So we had a surfeit of churches (and we hadn’t included the Convent of the Visitation, the Capuchin Convent, the Capuchin Monastery, the Augustinian Monastery, the Church and Headquarters of the Knights St John Hospitaller and sundry other churches, monasteries and religious establishments simply because we only had this one afternoon in Fribourg and didn’t have the time to go too far afield). But, just in case we still hadn’t had our fill of religious art, the Musée d’Art et d’Histoire next to l’Eglise des Cordeliers provided a substantial glimpse of religious sculpture and painting from Fribourg, beginning at about the 12th century. The museum’s a good one, with an especially fine collection of stained glass (and a ghoulish relic labelled St Prosper—a skeleton draped in gold and silver laces, buttons and tinsel, lying on its side). Personally, I would’ve traded St Prosper for the time and the opportunity to visit some of Fribourg’s other museums, such as the Swiss Sewing Machine Museum (Musée Suisse de la Machine à Coudre) or, what sounded even more interesting, the Swiss Museum of Puppets (Musée Suisse de la Marionette). Tarun, of course, would probably have voted for the Cardinal Beer Museum (Musée de la Bière Cardinal).

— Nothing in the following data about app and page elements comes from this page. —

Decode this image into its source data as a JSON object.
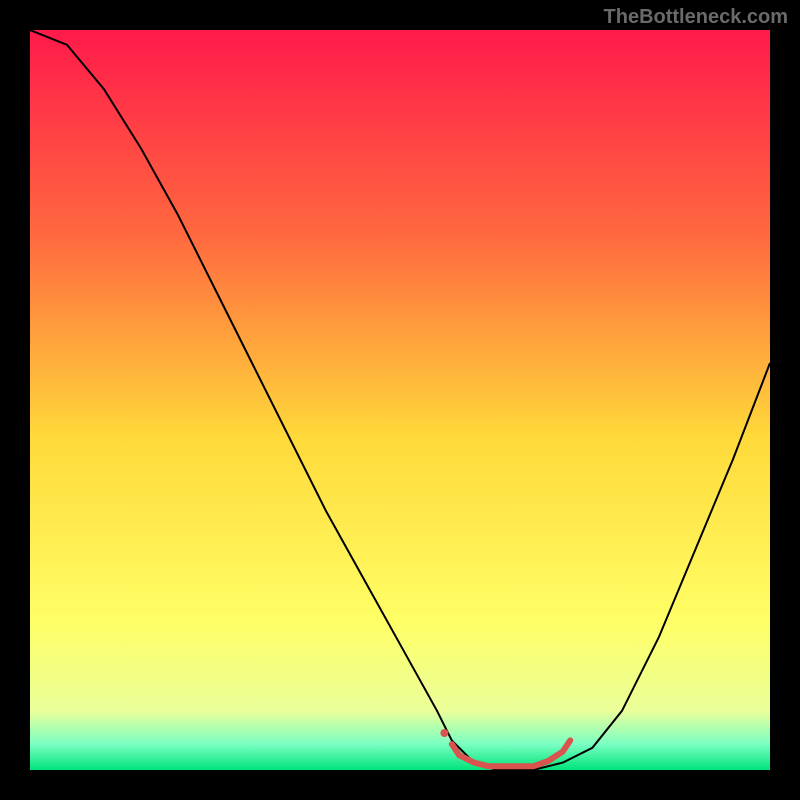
{
  "watermark": "TheBottleneck.com",
  "chart_data": {
    "type": "line",
    "title": "",
    "xlabel": "",
    "ylabel": "",
    "xlim": [
      0,
      100
    ],
    "ylim": [
      0,
      100
    ],
    "gradient_stops": [
      {
        "offset": 0,
        "color": "#ff1a4a"
      },
      {
        "offset": 0.28,
        "color": "#ff6a3f"
      },
      {
        "offset": 0.55,
        "color": "#ffd93a"
      },
      {
        "offset": 0.8,
        "color": "#ffff66"
      },
      {
        "offset": 0.92,
        "color": "#eaff9a"
      },
      {
        "offset": 0.965,
        "color": "#7affc2"
      },
      {
        "offset": 1.0,
        "color": "#00e47a"
      }
    ],
    "series": [
      {
        "name": "bottleneck-curve",
        "color": "#000000",
        "width": 2,
        "x": [
          0,
          5,
          10,
          15,
          20,
          25,
          30,
          35,
          40,
          45,
          50,
          55,
          57,
          60,
          63,
          68,
          72,
          76,
          80,
          85,
          90,
          95,
          100
        ],
        "y": [
          100,
          98,
          92,
          84,
          75,
          65,
          55,
          45,
          35,
          26,
          17,
          8,
          4,
          1,
          0,
          0,
          1,
          3,
          8,
          18,
          30,
          42,
          55
        ]
      },
      {
        "name": "optimal-range-marker",
        "color": "#d9534f",
        "width": 6,
        "x": [
          57,
          58,
          60,
          62,
          65,
          68,
          70,
          72,
          73
        ],
        "y": [
          3.5,
          2,
          1,
          0.5,
          0.5,
          0.5,
          1.2,
          2.5,
          4
        ]
      }
    ],
    "marker": {
      "name": "optimal-start-dot",
      "x": 56,
      "y": 5,
      "r": 4,
      "color": "#d9534f"
    }
  }
}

But we were short on time, and so had to wend our way back, past the cathedral. We walked up the interesting little alley called the Street of the Faithful Wife and the Model Husband (a metal arch, topped with painted metal cutouts of this exemplary couple, stretches across the alley), and past the Hôtel de Ville. Ten minutes later, we were at the railway station, ready to board our train back to Lausanne.
The next time I’m in the vicinity, Fribourg’s going to merit more than just a day trip. I have to see all those churches. And the museums, and convents, and monasteries. And did I mention the gates and towers that form part of old Fribourg’s fortifications, across the Sarine? Those too—and the bridges. And the rest of the fountains and statues. Including Jean Tinguely’s.
Don’t let Fribourg’s diminutive size fool you. This city has much more to offer than just a couple of hours’ loitering, as we discovered to our regret.